Where Microlearning Is Best Suited
Although microlearning is also used in a lot of organizations for employee induction and onboarding, it is better suited for upskilling and occasionally reskilling. A lot of employee induction programs focus on acclimatizing the learner to the industry and ecosystem of the business. Also, such induction programs are only aimed at a small fraction of the workforce and hence do not have a significant impact on the operations.
Reskilling programs, on the other hand, are targeted at entire departments within an organization. Also, unlike induction programs that have tight deadlines, such training programs do not have short deadlines. This makes it possible for organizations to allow learners to train at their own pace.
The impact of microlearning on your HR training practices can be measured regarding the pedagogical ROI. The Kirkpatrick model of training evaluation suggests four levels to evaluate a training program. They are Reaction, Learning, Behavior, and Results.
In the first level, the training program is assessed based on the learners’ reaction to the module. Highly engaging and relevant programs are thus rated highly at this level. This is followed by an assessment of the degree to which the learner has acquired the intended lessons. But the theoretical acquisition of knowledge is only one part.
The Kirkpatrick model also assesses the practical application (behavior) of the learned lessons by the worker in their job. Finally, the training module is evaluated by the overall impact of the program on the learner.
Microlearning Impact On Learners
Microlearning performs well on the Kirkpatrick model. From a learner’s perspective, microlearning finds huge favor thanks to the dramatically lower time it takes for them to get through the content. When combined with quick assessments, microlearning directly fulfills the first two levels of Kirkpatrick’s training evaluation framework.
Microlearning is seldom used as a standalone system but is often integrated with gamification and personalization techniques. These techniques tend to assist towards the greater application of learning and thereby have a demonstrable impact on business. In a way then, microlearning tends to help meet the top tiers of the Kirkpatrick evaluation framework.
In addition to this, microlearning also has a proven impact on the engagement of the learners. A study published in the Journal of Applied Psychology noted that bite-sized learning techniques made transmission of information from the trainer to the learner more efficient by 17%. Not surprisingly then, an overwhelming number of learners to prefer microlearning over other forms of training.

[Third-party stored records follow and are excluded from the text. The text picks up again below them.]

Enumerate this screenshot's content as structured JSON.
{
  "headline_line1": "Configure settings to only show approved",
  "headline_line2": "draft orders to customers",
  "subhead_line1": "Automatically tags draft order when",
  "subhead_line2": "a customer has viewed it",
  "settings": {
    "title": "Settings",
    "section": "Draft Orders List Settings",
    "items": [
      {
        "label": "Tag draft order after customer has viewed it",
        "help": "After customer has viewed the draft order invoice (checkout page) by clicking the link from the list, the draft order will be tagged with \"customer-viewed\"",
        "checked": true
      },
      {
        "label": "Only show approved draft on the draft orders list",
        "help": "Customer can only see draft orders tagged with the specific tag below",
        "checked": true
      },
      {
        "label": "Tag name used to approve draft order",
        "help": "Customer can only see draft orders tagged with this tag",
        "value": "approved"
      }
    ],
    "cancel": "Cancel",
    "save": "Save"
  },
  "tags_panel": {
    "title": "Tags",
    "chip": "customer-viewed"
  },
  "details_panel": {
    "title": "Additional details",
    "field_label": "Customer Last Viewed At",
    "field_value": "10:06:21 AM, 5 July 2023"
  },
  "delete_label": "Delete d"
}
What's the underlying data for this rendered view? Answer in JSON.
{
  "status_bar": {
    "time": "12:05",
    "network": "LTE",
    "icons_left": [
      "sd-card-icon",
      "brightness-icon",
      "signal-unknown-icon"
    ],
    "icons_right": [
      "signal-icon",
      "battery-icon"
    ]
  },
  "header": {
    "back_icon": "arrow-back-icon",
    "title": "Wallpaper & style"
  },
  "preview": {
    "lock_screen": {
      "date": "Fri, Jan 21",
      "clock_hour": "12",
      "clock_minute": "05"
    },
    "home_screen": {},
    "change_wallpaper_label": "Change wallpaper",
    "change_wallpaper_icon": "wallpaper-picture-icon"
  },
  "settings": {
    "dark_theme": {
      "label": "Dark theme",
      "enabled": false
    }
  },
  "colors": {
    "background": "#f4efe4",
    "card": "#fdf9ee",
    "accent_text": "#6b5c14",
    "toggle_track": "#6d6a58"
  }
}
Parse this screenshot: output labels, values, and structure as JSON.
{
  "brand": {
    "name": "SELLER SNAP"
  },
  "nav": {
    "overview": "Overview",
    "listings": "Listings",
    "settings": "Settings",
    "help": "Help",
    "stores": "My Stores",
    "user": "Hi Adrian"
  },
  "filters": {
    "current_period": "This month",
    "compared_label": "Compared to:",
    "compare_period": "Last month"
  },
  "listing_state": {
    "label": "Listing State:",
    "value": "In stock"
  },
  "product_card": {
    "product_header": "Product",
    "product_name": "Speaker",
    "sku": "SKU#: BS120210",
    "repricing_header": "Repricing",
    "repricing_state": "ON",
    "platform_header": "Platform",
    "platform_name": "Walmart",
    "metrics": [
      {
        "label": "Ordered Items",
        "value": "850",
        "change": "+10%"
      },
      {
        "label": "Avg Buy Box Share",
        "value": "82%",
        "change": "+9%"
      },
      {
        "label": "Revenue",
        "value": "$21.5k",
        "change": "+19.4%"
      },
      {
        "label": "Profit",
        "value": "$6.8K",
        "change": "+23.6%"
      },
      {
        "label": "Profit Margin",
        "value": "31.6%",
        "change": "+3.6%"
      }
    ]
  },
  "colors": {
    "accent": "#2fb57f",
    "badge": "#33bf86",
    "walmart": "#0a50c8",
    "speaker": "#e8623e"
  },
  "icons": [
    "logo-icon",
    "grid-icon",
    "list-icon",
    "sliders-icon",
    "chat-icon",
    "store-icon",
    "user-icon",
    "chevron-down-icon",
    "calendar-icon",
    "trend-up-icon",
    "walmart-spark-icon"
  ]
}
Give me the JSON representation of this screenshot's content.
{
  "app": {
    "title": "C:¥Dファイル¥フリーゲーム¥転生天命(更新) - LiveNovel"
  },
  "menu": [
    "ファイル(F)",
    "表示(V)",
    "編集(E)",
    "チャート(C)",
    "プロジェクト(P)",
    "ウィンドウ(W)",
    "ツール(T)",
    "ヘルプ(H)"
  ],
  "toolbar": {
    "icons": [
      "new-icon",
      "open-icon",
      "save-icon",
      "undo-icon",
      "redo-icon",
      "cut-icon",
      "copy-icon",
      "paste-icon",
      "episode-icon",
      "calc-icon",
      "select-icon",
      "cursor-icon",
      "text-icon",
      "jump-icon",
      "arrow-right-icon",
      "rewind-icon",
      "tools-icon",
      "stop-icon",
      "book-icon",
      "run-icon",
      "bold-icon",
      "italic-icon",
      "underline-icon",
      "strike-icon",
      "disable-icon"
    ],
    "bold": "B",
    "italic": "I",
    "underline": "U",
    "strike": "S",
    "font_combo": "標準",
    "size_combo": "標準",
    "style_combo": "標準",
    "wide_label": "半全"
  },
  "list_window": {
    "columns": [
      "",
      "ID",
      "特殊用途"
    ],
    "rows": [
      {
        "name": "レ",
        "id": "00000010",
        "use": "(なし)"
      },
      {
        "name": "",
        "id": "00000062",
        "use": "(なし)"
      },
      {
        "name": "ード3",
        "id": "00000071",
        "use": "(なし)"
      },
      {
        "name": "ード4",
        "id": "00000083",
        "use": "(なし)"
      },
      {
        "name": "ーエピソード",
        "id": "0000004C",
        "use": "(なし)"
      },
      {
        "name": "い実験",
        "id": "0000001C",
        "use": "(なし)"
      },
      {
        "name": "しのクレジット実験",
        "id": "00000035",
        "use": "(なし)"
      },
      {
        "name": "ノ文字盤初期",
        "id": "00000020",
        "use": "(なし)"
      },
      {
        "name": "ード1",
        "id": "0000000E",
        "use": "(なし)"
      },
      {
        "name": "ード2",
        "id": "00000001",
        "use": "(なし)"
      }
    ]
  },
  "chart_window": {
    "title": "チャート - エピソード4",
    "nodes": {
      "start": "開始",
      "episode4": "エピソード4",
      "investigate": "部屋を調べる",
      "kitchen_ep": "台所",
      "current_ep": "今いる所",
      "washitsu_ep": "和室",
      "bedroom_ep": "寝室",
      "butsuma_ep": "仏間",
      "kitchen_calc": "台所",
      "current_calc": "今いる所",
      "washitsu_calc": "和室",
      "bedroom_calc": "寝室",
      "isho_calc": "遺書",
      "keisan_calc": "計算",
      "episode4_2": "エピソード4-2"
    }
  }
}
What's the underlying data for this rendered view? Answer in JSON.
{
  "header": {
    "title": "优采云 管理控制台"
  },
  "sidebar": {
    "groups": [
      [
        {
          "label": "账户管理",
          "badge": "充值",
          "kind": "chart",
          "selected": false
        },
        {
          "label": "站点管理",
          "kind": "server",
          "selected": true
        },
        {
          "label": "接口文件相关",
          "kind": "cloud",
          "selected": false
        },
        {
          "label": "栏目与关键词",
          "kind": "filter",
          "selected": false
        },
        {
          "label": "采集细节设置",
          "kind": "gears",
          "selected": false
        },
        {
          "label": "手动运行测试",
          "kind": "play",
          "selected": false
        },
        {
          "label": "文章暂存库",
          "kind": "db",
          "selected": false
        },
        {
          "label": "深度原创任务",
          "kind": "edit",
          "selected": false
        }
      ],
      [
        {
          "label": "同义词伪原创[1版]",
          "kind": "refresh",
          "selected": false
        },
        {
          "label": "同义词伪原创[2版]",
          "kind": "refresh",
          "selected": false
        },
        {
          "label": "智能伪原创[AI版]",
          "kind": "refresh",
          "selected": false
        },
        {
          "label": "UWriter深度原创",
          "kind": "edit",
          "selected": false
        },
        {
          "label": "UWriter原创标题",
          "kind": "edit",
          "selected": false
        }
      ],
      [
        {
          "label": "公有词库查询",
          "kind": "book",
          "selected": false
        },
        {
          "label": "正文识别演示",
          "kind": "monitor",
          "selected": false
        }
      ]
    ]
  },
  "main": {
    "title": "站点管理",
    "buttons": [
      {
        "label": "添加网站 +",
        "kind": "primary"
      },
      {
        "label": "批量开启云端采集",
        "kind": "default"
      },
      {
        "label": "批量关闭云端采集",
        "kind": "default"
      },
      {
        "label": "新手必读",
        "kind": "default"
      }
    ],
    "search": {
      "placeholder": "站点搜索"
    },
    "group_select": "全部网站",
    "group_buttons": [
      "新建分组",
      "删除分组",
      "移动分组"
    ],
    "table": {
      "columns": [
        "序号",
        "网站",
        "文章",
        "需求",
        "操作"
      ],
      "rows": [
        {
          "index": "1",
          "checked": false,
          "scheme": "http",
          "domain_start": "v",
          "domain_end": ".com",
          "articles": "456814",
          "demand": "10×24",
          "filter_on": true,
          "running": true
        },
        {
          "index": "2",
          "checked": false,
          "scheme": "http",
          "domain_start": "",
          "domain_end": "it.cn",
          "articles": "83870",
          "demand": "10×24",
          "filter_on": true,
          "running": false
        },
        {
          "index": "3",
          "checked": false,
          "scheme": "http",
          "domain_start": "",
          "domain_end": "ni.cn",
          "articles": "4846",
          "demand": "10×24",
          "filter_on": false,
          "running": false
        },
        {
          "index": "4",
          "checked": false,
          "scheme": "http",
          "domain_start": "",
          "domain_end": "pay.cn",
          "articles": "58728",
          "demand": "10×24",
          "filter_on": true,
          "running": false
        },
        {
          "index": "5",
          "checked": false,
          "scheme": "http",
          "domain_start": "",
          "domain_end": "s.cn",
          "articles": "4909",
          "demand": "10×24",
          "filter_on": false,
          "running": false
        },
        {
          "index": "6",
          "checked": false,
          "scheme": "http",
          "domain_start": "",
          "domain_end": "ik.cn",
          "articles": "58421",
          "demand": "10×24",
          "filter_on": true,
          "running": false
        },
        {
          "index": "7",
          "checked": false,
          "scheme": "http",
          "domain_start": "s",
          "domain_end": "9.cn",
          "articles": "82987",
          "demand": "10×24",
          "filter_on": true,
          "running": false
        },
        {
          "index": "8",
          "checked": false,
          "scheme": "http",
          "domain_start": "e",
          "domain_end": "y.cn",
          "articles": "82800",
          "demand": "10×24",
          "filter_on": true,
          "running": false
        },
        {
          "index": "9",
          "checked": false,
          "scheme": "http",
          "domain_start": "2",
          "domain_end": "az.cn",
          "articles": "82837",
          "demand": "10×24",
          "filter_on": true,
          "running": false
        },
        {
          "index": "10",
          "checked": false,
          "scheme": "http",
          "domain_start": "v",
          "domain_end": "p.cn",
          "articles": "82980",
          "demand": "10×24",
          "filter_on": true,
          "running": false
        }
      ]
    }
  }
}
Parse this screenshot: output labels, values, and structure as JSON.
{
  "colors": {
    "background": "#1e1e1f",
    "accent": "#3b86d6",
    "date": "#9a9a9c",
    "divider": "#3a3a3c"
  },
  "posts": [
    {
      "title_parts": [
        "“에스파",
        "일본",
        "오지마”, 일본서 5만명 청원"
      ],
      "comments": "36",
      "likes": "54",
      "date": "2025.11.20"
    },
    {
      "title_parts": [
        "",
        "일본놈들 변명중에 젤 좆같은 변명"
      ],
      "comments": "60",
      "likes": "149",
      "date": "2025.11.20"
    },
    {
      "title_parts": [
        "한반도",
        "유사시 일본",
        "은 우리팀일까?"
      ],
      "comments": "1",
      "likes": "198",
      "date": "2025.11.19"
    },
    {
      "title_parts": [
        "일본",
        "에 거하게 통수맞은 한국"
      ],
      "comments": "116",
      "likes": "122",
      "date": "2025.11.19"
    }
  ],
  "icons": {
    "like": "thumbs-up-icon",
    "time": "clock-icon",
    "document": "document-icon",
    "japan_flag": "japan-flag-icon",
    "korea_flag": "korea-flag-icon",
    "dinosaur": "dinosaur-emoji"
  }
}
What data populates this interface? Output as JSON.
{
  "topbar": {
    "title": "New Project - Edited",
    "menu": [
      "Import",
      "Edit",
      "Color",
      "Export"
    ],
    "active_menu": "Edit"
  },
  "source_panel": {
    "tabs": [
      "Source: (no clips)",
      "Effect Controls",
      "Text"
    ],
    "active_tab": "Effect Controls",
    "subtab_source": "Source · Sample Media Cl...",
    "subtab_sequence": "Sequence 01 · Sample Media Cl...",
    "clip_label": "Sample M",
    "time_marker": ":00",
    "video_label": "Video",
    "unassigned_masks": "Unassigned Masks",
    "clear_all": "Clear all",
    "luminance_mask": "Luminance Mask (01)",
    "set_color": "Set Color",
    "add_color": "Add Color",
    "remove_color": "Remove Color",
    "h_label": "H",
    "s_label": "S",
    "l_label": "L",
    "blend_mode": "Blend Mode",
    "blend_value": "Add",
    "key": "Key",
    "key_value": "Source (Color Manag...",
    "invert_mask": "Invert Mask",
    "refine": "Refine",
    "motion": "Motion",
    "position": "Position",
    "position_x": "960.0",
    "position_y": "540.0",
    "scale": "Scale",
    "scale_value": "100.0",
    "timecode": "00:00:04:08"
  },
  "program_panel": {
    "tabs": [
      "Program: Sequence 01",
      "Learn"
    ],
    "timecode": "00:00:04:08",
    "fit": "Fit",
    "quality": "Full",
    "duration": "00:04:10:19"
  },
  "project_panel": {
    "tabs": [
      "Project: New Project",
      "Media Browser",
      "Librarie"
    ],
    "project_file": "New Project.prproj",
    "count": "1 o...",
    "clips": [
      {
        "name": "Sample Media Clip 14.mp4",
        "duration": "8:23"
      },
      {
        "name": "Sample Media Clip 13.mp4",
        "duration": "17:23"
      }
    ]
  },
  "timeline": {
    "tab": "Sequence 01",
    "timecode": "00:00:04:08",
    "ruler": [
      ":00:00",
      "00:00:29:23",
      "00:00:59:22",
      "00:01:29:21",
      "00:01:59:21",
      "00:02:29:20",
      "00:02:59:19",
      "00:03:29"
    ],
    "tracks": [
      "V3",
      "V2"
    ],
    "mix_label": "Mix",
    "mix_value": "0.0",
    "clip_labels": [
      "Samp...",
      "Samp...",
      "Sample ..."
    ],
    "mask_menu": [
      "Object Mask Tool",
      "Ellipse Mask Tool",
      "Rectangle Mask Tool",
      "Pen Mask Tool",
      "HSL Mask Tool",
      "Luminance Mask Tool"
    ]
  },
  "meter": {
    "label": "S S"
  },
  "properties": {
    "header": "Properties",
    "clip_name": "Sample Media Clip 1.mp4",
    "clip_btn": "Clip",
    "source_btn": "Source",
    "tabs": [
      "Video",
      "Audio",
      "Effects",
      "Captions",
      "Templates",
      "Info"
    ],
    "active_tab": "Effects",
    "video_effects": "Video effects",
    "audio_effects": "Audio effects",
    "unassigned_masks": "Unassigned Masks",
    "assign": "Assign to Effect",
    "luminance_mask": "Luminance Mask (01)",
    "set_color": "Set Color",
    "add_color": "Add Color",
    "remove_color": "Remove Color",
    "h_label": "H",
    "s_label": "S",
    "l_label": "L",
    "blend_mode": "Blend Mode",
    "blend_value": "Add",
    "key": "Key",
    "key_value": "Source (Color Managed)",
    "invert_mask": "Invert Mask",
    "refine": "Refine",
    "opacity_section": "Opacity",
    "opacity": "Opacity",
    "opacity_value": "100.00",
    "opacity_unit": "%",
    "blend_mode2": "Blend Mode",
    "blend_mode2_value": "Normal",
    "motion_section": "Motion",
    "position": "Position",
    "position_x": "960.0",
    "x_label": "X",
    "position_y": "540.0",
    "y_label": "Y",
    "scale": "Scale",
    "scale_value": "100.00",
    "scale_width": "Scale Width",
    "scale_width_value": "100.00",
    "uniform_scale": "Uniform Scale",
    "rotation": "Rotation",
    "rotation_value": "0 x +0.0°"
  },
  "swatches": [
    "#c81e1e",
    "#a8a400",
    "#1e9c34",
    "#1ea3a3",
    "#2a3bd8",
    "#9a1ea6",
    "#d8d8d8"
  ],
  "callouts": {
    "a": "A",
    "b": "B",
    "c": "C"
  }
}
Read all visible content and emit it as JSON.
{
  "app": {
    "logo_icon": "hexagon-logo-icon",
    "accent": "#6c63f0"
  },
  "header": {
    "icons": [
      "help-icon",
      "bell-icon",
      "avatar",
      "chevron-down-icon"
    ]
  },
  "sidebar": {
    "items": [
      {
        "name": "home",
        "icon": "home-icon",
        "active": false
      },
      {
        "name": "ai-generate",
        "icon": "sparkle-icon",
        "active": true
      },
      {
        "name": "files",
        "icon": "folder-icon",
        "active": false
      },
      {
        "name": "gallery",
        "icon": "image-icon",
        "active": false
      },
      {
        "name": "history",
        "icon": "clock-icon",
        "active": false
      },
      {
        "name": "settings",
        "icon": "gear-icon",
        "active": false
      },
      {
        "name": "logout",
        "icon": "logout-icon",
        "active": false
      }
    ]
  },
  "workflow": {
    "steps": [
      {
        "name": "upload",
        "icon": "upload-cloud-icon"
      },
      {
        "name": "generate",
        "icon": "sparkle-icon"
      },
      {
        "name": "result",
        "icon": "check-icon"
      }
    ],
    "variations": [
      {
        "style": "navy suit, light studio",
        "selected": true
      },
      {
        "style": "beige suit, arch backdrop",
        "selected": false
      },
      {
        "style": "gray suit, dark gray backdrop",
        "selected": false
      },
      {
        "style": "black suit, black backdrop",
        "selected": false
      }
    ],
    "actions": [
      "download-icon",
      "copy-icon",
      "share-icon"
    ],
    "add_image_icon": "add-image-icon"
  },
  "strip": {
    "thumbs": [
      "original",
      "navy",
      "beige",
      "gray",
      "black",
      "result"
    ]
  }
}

It is worth noting that the ROI of a training process includes not only the learner productivity but also the cost of producing the training materials. Learning architect Ray Jiminez claims that microlearning courses can be created in 300% less time than traditional classes and also cost 50% less. Given these cost benefits, organizations are at a much better position to tweak and experiment with content to measure effectiveness and thus embark on continually improving the efficiency of the training materials.
Microlearning training techniques may have started making a mark in enterprise organizations only in the past few years, but trainers and educators across the world have long realized their potential impact. It is time more organizations switched from traditional learning methods to microlearning – not only does it improve learner efficiency, but also has an overall positive effect on the ROI of the entire training process.